Rapid response to:

Primary Care

Association between suicide attempts and selective serotonin reuptake inhibitors: systematic review of randomised controlled trials

BMJ 2005; 330 doi: https://doi.org/10.1136/bmj.330.7488.396 (Published 17 February 2005) Cite this as: BMJ 2005;330:396

Rapid Response:

incorrectly lumping data

We thank Dr. Marcia Valenstein from the University of Michigan for
quickly and kindly alerting us to a possible error in the odds ratio
estimate for fatal attempts in the SSRI versus TCA analysis. Indeed, this
was an undetected error in manuscript preparation and we let BMJ know
immediately. We regret and take full responsibility for the error.
Fortunately, it does not change our primary conclusions.

As for our analyses being “miscalculated dramatically” or “blatantly
misleading” as suggested, respectively, by Mitchell and Sakinofsky and
Streiner in their BMJ rapid responses, we strongly disagree. Ignoring
individual trials and calculating summary statistics from lumped data, as
they have done, is an incorrect approach to meta-analysis.

Nowhere in our Methods section do we state that we calculated odds
ratios from the aggregated data. Instead, we conducted meta-analyses of
randomized controlled trials using Peto’s method for calculating odds
ratios of rare event data.
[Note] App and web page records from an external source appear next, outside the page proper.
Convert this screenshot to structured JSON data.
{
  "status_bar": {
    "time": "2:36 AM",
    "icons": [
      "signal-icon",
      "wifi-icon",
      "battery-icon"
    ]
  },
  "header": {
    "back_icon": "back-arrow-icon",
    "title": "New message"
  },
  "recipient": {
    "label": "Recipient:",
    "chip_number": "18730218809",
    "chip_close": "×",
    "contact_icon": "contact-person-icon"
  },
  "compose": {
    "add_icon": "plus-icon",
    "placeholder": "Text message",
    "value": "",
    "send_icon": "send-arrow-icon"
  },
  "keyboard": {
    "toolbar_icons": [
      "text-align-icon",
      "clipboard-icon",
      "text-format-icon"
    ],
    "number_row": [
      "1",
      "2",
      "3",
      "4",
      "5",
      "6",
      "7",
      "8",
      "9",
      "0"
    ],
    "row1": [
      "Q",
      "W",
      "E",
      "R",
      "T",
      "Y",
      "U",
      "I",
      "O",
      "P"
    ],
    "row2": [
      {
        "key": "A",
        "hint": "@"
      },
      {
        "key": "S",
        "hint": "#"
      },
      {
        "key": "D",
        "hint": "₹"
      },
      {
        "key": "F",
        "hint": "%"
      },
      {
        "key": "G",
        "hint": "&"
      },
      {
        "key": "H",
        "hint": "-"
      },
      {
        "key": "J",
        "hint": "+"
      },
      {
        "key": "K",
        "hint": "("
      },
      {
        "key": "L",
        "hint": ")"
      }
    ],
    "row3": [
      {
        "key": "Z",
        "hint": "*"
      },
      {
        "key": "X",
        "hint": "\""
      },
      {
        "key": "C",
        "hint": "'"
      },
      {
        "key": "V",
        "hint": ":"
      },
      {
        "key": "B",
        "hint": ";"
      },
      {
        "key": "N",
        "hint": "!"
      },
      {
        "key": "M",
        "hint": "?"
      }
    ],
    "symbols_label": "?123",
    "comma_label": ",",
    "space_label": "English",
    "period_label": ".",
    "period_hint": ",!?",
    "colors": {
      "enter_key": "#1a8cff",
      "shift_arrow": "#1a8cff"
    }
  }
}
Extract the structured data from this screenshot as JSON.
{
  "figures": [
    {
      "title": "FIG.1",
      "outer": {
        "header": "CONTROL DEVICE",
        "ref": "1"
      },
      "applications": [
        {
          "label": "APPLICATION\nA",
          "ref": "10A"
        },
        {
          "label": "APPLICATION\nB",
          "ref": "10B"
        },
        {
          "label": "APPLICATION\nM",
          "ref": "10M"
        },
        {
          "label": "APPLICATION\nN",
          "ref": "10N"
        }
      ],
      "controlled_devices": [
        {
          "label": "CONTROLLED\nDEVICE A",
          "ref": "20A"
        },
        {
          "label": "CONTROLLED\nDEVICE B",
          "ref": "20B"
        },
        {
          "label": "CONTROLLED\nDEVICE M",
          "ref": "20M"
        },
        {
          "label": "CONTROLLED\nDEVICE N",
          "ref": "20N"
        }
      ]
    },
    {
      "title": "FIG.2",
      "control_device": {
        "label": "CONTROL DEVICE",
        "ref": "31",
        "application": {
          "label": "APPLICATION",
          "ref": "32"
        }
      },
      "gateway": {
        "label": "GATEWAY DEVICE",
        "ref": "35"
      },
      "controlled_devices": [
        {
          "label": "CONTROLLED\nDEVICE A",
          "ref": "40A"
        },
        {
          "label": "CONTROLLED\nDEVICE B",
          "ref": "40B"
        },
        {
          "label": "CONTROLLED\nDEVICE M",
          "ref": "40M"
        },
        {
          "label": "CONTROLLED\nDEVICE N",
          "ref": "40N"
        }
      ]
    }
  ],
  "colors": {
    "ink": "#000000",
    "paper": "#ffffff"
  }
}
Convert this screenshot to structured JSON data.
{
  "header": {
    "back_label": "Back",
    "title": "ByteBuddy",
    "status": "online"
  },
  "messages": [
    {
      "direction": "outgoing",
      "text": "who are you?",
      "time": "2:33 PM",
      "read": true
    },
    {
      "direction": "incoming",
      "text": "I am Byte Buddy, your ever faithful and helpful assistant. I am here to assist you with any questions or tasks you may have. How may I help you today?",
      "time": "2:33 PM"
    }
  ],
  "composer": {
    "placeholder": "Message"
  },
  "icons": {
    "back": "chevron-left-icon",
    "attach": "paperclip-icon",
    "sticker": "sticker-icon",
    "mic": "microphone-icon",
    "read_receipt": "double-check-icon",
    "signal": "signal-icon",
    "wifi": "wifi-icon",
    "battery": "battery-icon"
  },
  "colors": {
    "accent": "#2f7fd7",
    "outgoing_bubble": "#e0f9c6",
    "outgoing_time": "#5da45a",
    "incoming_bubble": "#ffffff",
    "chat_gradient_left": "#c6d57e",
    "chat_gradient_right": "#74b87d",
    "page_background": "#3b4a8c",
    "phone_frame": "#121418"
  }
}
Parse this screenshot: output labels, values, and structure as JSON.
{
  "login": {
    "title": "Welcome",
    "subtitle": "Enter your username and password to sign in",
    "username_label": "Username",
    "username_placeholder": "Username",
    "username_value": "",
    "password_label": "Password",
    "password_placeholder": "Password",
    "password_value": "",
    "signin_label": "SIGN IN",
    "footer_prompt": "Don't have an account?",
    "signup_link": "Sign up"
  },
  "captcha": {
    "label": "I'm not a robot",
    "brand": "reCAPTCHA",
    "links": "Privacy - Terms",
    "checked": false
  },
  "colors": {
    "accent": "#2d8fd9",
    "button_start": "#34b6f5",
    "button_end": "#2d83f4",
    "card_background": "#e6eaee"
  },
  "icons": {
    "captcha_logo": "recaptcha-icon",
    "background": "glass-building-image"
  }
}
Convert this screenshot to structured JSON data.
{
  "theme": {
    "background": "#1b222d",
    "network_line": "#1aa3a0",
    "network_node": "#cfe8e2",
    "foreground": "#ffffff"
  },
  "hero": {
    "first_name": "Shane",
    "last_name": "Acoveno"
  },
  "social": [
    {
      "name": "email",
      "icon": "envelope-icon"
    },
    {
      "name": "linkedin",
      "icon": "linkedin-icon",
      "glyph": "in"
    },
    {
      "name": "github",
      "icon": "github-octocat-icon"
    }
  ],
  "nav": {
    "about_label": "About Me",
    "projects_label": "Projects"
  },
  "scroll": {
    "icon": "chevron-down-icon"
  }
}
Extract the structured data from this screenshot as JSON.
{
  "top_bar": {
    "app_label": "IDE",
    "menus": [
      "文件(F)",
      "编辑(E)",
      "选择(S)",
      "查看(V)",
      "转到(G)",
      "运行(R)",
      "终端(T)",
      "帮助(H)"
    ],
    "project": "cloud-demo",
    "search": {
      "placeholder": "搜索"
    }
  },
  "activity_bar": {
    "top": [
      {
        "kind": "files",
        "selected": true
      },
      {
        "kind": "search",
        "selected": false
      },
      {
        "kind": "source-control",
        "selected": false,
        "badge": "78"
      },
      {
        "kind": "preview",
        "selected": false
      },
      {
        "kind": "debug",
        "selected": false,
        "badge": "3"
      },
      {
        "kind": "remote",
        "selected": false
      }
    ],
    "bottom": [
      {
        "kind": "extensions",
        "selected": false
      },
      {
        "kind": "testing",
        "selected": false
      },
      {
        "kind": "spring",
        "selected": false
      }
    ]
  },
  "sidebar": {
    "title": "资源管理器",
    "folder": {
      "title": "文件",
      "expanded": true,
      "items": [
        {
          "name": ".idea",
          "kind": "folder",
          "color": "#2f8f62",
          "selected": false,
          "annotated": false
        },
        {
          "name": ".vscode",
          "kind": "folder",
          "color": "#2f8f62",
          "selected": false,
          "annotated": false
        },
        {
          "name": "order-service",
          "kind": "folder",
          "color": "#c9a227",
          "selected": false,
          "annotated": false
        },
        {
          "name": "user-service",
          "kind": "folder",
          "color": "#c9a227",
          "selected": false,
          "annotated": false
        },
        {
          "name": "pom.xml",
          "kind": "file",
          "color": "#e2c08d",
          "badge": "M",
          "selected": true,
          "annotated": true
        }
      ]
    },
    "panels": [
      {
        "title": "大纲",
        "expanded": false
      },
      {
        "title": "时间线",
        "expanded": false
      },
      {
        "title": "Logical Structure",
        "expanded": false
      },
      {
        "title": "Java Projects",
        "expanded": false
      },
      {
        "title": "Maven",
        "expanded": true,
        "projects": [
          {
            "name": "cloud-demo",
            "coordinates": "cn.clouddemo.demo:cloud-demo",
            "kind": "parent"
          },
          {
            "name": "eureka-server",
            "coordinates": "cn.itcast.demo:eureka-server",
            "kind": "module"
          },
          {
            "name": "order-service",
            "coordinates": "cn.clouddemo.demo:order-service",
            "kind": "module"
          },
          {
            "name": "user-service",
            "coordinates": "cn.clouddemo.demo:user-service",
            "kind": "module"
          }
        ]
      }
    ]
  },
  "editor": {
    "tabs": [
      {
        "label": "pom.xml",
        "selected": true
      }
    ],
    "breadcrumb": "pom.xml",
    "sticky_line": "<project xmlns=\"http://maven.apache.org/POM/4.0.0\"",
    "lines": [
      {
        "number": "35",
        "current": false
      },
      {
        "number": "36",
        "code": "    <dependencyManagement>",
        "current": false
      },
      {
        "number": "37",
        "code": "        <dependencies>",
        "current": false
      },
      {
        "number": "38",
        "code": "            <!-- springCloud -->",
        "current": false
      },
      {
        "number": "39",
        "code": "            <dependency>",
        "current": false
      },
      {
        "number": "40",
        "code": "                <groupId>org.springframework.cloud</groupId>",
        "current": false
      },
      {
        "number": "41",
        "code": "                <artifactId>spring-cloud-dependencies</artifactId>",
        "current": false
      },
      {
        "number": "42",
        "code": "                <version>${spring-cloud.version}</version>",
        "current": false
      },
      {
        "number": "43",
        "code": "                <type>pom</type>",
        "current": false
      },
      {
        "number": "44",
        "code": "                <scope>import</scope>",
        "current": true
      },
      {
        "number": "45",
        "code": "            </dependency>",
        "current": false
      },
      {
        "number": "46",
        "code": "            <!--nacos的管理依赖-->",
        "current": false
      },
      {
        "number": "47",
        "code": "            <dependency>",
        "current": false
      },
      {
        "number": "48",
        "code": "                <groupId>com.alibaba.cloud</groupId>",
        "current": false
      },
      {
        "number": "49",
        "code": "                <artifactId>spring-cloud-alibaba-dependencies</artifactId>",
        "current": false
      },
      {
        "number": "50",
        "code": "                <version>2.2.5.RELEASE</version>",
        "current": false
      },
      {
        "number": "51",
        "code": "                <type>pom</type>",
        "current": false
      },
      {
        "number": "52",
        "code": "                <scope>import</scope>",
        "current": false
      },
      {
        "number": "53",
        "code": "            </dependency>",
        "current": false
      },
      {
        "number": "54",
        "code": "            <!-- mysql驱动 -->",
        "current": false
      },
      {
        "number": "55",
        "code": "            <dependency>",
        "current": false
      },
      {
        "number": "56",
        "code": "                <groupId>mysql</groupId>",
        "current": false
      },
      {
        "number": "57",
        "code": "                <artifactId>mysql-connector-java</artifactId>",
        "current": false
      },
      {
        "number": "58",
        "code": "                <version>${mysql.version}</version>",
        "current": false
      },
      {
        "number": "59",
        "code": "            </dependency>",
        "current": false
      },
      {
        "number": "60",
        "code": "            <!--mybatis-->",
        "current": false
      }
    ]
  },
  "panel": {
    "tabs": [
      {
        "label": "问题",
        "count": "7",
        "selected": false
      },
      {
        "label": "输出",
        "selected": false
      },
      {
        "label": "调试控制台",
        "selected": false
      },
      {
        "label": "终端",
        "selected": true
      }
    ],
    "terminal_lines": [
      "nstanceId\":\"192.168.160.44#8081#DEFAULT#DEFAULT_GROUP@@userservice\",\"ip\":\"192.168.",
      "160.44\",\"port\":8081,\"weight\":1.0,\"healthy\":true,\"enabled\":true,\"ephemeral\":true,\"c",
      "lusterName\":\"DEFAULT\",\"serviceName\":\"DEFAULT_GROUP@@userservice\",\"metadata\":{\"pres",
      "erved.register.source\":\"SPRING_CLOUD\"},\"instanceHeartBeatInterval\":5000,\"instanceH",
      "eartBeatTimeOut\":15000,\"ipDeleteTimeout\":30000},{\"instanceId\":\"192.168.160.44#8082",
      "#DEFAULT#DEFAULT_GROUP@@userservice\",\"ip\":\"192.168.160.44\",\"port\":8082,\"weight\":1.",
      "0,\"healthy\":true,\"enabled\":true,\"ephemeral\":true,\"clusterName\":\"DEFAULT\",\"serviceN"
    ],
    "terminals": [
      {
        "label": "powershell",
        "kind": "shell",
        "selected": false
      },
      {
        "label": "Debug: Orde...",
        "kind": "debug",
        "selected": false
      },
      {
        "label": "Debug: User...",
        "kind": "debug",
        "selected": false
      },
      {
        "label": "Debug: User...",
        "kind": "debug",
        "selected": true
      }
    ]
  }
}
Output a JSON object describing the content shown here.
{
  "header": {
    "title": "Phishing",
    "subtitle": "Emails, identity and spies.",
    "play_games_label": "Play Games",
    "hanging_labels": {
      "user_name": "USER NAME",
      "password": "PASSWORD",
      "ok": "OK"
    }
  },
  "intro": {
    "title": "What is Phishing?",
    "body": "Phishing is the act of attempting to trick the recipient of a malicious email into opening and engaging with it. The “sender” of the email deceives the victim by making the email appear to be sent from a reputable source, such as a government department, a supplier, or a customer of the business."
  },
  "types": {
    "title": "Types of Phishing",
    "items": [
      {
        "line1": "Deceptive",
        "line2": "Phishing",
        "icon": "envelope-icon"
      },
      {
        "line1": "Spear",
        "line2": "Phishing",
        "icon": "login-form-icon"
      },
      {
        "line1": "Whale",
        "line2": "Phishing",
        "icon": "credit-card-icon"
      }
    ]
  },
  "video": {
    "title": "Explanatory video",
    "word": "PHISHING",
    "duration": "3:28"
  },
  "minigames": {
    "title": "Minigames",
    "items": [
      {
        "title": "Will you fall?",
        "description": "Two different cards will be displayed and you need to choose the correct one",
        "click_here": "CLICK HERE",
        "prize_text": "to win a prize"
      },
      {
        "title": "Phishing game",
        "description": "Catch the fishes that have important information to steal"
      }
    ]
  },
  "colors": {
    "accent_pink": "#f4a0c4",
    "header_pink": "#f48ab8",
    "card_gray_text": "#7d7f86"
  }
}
Failing to preserve the randomization of
subjects at the trial level introduces bias and confounding.(1)
Furthermore, simply calculating odds ratios from aggregated data fails to
account for the influence of chance in small trials. By weighting each
study by its precision, smaller trials have less influence than larger
trials.

(1) Egger M, Davey Smith G, Altman D. Systematic reviews in health
care. Meta-analysis in context. London: BMJ Publishing, 2001.

Competing interests:
None declared

Competing interests: No competing interests

04 March 2005
Dean A Fergusson
Scientist
Ottawa Health Research Institute